You will have to be aware of the CD formats which are identifiable by their file extension and include: iso, bin, ccd, nrg most commonly. Each file extension and formatting corresponds to specific programs which must be used to re-format the CD format to a format usuable on your harddrive.
Some general notes:
- You must use CloneCD for ccd files and Nero for nrg files.
- There are a variety of software programs that can convert between BIN and ISO formats.
- ISO Buster can extract an MPG file from ISO image files and a whole lot of other useful things. Very useful program.
VCDHelp.com also has all the details on copying and burning VCD, SVCD and DVDs.
A codec is a method of compressing video so that a video file can be as small as possible while still retaining high quality.
It is interesting that there are "brands" of codecs that have been established in the Usenet. These have largely been developed by independent programmers. One in particular, Divx, has recently made the jump from "hacker" to "corporate" status and is now being adopted by industry. This is probably a good example of why "open source" use of copyrighted material has some value.
Some of these posting groups are really well established and sometimes seem corporate in their organization and results (except for the fact that they are posting someone else's movie).
There are really only a couple of commonly used codecs although they change occassionally. You can learn more about codecs and where to get them from at VCDHelp.com.
You will also see MPEG formats being used including VCD and SVCD. You can learn more about these on VCDHelp.com.
View Picture Images Top
Most of the images you will find are jpeg or jpg format. You'll also find gif too. Because these files are generally small enough they are usually not broken up into parts like the much larger movies and other video.
After you download and decode images you can just use any image viewer to see them just by double clicking on the file in Windows Explorer or opening it using the open dialogue in the image viewer.
One of the most popular image viewers is called ACDSee which views all image formats.

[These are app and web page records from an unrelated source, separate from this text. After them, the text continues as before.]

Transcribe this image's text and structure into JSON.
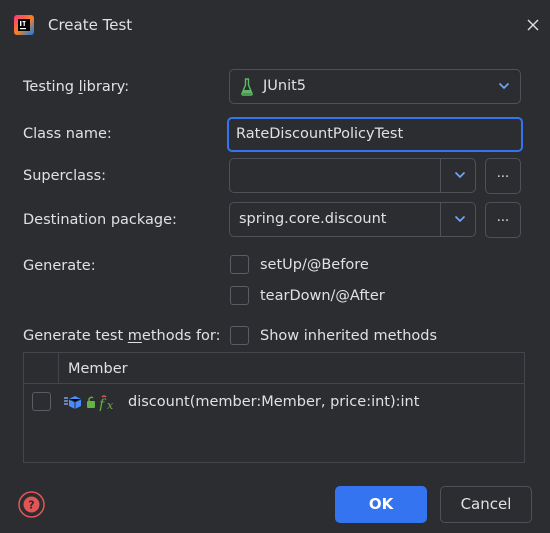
{
  "dialog": {
    "title": "Create Test",
    "icons": {
      "app": "intellij-idea-icon",
      "close": "close-icon"
    }
  },
  "form": {
    "testing_library": {
      "label_pre": "Testing ",
      "label_u": "l",
      "label_post": "ibrary:",
      "value": "JUnit5",
      "icon": "flask-icon"
    },
    "class_name": {
      "label": "Class name:",
      "value": "RateDiscountPolicyTest"
    },
    "superclass": {
      "label": "Superclass:",
      "value": "",
      "browse": "..."
    },
    "destination_package": {
      "label": "Destination package:",
      "value": "spring.core.discount",
      "browse": "..."
    },
    "generate": {
      "label": "Generate:",
      "options": [
        {
          "label": "setUp/@Before",
          "checked": false
        },
        {
          "label": "tearDown/@After",
          "checked": false
        }
      ]
    },
    "methods_for": {
      "label_pre": "Generate test ",
      "label_u": "m",
      "label_post": "ethods for:",
      "show_inherited": {
        "label": "Show inherited methods",
        "checked": false
      }
    }
  },
  "table": {
    "header": "Member",
    "rows": [
      {
        "checked": false,
        "signature": "discount(member:Member, price:int):int"
      }
    ]
  },
  "footer": {
    "ok": "OK",
    "cancel": "Cancel",
    "help_icon": "help-icon"
  },
  "colors": {
    "accent": "#3574f0",
    "background": "#2b2d30",
    "text": "#dfe1e5",
    "help_red": "#e05555",
    "flask_green": "#5fb865"
  }
}
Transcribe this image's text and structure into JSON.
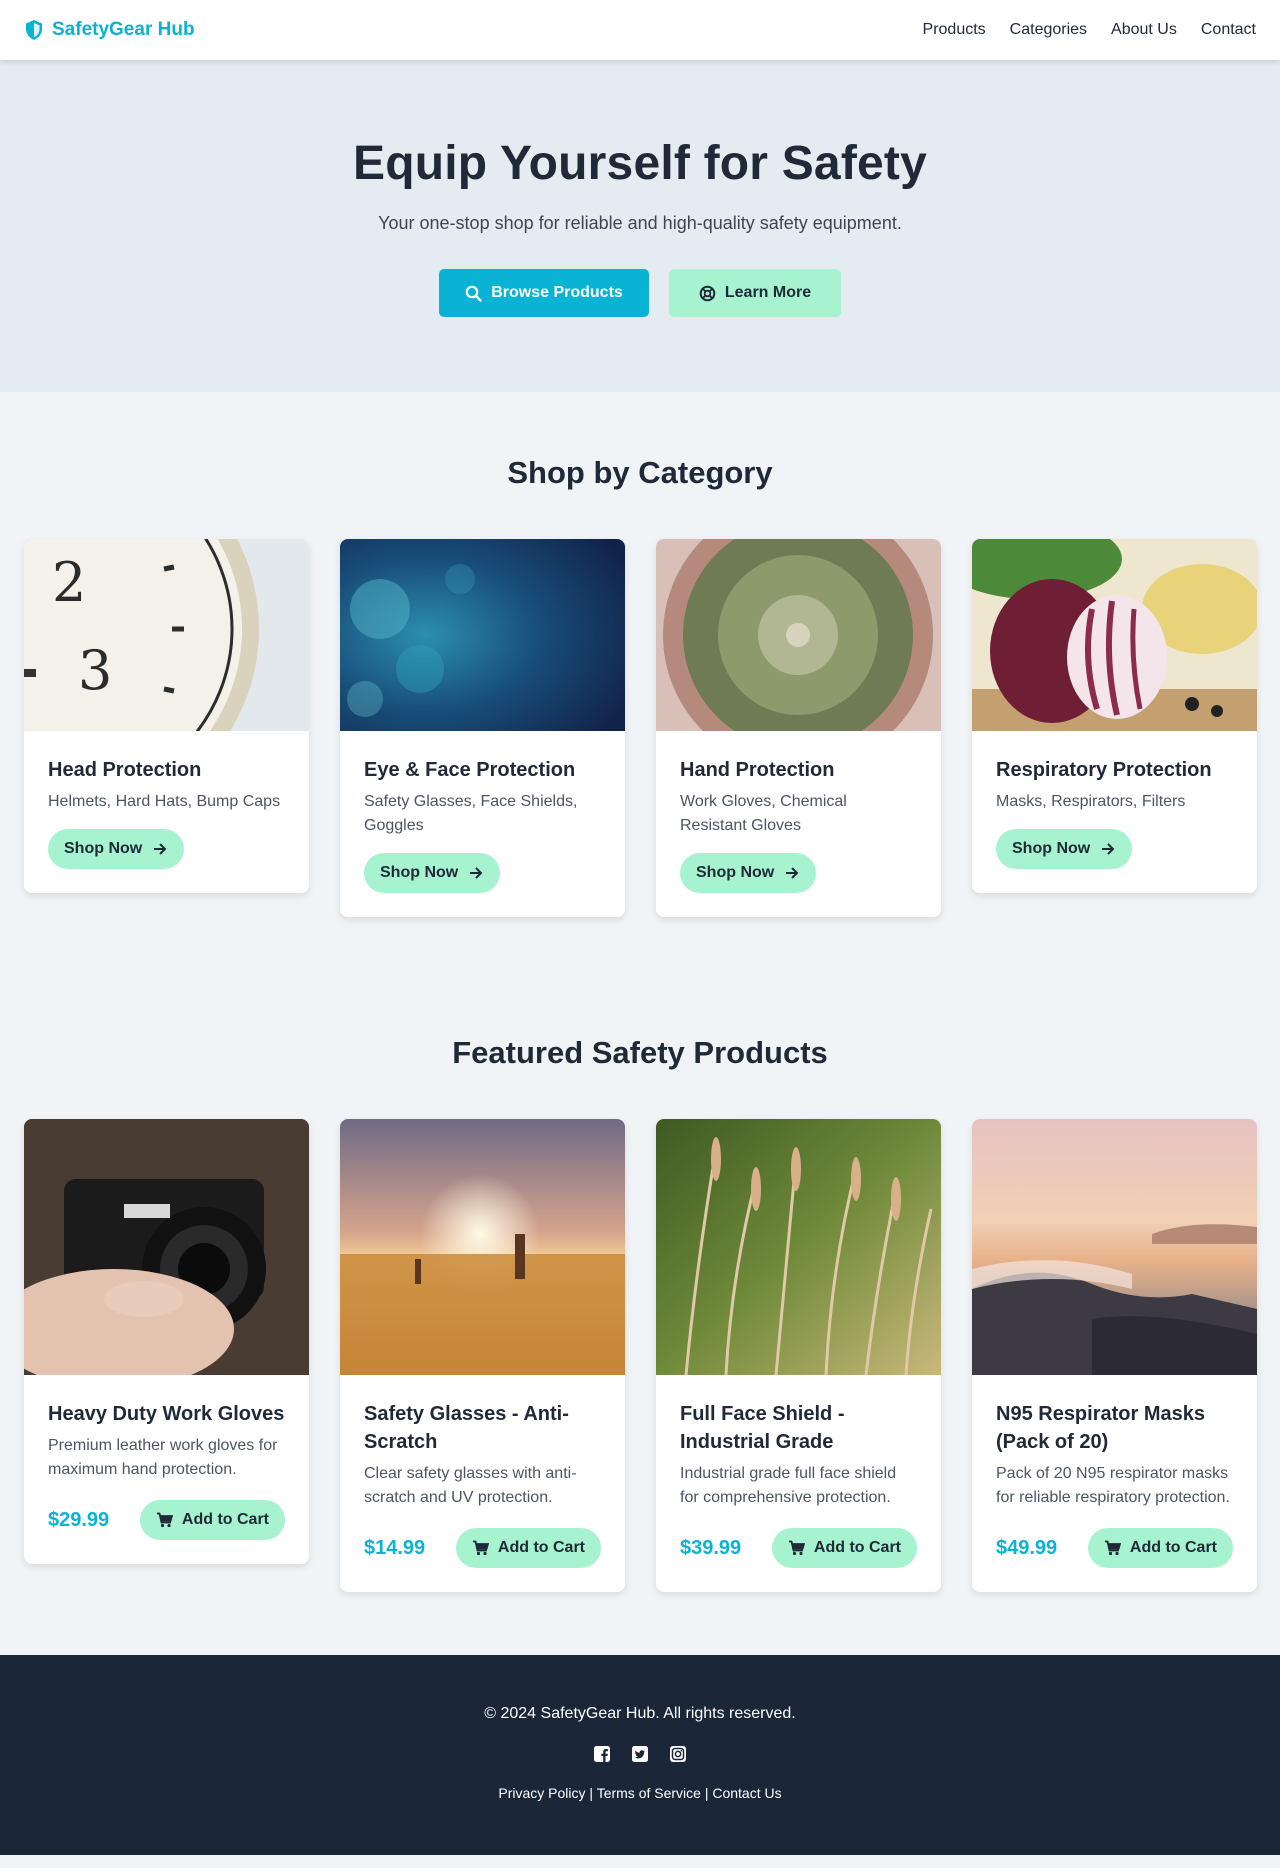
{
  "nav": {
    "brand": "SafetyGear Hub",
    "links": [
      "Products",
      "Categories",
      "About Us",
      "Contact"
    ]
  },
  "hero": {
    "title": "Equip Yourself for Safety",
    "subtitle": "Your one-stop shop for reliable and high-quality safety equipment.",
    "primary_button": "Browse Products",
    "secondary_button": "Learn More"
  },
  "categories": {
    "title": "Shop by Category",
    "button_label": "Shop Now",
    "items": [
      {
        "name": "Head Protection",
        "desc": "Helmets, Hard Hats, Bump Caps"
      },
      {
        "name": "Eye & Face Protection",
        "desc": "Safety Glasses, Face Shields, Goggles"
      },
      {
        "name": "Hand Protection",
        "desc": "Work Gloves, Chemical Resistant Gloves"
      },
      {
        "name": "Respiratory Protection",
        "desc": "Masks, Respirators, Filters"
      }
    ]
  },
  "products": {
    "title": "Featured Safety Products",
    "button_label": "Add to Cart",
    "items": [
      {
        "name": "Heavy Duty Work Gloves",
        "desc": "Premium leather work gloves for maximum hand protection.",
        "price": "$29.99"
      },
      {
        "name": "Safety Glasses - Anti-Scratch",
        "desc": "Clear safety glasses with anti-scratch and UV protection.",
        "price": "$14.99"
      },
      {
        "name": "Full Face Shield - Industrial Grade",
        "desc": "Industrial grade full face shield for comprehensive protection.",
        "price": "$39.99"
      },
      {
        "name": "N95 Respirator Masks (Pack of 20)",
        "desc": "Pack of 20 N95 respirator masks for reliable respiratory protection.",
        "price": "$49.99"
      }
    ]
  },
  "footer": {
    "copyright": "© 2024 SafetyGear Hub. All rights reserved.",
    "separator": " | ",
    "links": [
      "Privacy Policy",
      "Terms of Service",
      "Contact Us"
    ]
  },
  "colors": {
    "accent": "#0ab3d4",
    "secondary": "#a7f3d0",
    "hero_bg": "#e4ecf1",
    "page_bg": "#f1f4f7",
    "footer_bg": "#1c2639",
    "text": "#1f2937"
  },
  "icons": {
    "brand": "shield-icon",
    "browse": "search-icon",
    "learn": "lifebuoy-icon",
    "shop": "arrow-right-icon",
    "cart": "cart-icon",
    "socials": [
      "facebook-icon",
      "twitter-icon",
      "instagram-icon"
    ]
  }
}
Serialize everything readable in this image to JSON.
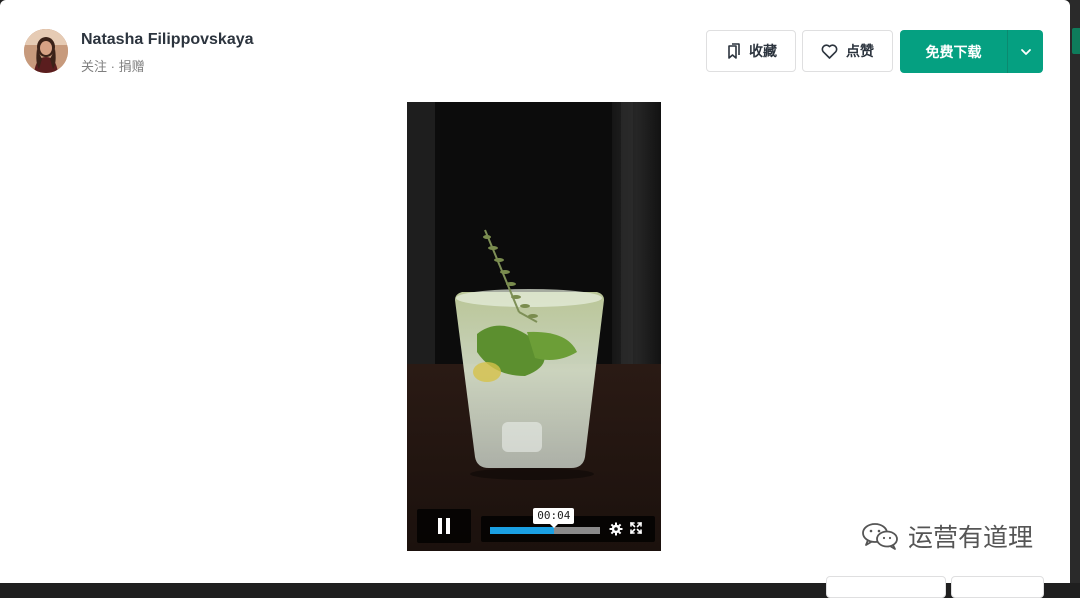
{
  "author": {
    "name": "Natasha Filippovskaya",
    "follow_label": "关注",
    "separator": " · ",
    "donate_label": "捐赠",
    "avatar_icon": "avatar-photo"
  },
  "toolbar": {
    "collect_label": "收藏",
    "collect_icon": "bookmark-icon",
    "like_label": "点赞",
    "like_icon": "heart-icon",
    "download_label": "免费下载",
    "download_menu_icon": "chevron-down-icon"
  },
  "player": {
    "current_time": "00:04",
    "progress_fraction": 0.58,
    "state": "playing",
    "pause_icon": "pause-icon",
    "settings_icon": "gear-icon",
    "fullscreen_icon": "fullscreen-icon"
  },
  "watermark": {
    "text": "运营有道理",
    "icon": "wechat-icon"
  },
  "colors": {
    "brand_green": "#05a081",
    "progress_blue": "#1aa0e3",
    "text_dark": "#2c343e",
    "text_muted": "#7f7f7f"
  }
}
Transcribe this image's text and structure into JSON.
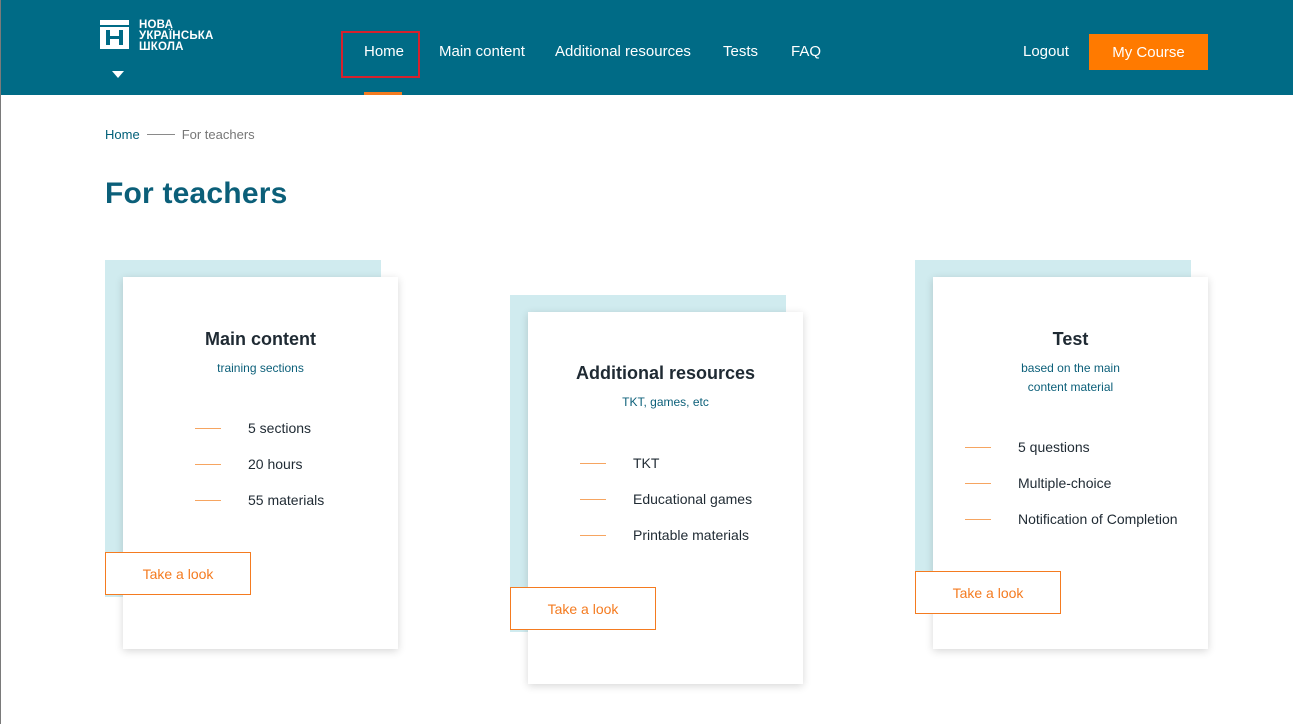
{
  "brand": {
    "logo_lines": [
      "НОВА",
      "УКРАЇНСЬКА",
      "ШКОЛА"
    ]
  },
  "nav": {
    "items": [
      "Home",
      "Main content",
      "Additional resources",
      "Tests",
      "FAQ"
    ],
    "logout": "Logout",
    "my_course": "My Course"
  },
  "breadcrumb": {
    "home": "Home",
    "current": "For teachers"
  },
  "page": {
    "title": "For teachers"
  },
  "cards": [
    {
      "title": "Main content",
      "subtitle": "training sections",
      "features": [
        "5 sections",
        "20 hours",
        "55 materials"
      ],
      "button": "Take a look"
    },
    {
      "title": "Additional resources",
      "subtitle": "TKT, games, etc",
      "features": [
        "TKT",
        "Educational games",
        "Printable materials"
      ],
      "button": "Take a look"
    },
    {
      "title": "Test",
      "subtitle": "based on the main content material",
      "features": [
        "5 questions",
        "Multiple-choice",
        "Notification of Completion"
      ],
      "button": "Take a look"
    }
  ],
  "colors": {
    "header": "#006b86",
    "accent": "#ff7a00",
    "title": "#0b5f79",
    "card_backdrop": "#d0ebef"
  }
}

Hear Audio Files Top
Music files are almost always MP3s. MP3s are also not big enough to be broken up into parts. So all you have to do is find them, queue them up and download and decode them. Then you can use your favourite MP3 player or multimedia player.
Read eBooks Top
eBooks are generally on one file, and often only one segment in size depending on the format. Because the files are so small, they are usually on your ISPs news servers in complete form if the ISP purposely limits the size of files on its news servers. They do this to keep you from using up bandwidth downloading and uploading binaries to their news server.
eBooks come in a variety of formats including:
- Palm Database format (PBD).
- lit = Microsoft Reader (LIT) format Microsoft Reader
- pdf = Adobe Adobe PDF (.pdf)
- MobiPocket (.pdb)
- iSilo (.pdb)
- TomeRaider (.pdb)
- Gemstar (.rb)
- However, often eBooks are in txt, rtf , Word doc or HTML format.
Use Software Top
Of course, there is a ton of software posted in the usenet groups. Everything that you have learned in this tutorial is entirely applicable to obtaining software.
However, there are additional steps required to use the software, but usually the NFO file provides all the specific instructions you will need.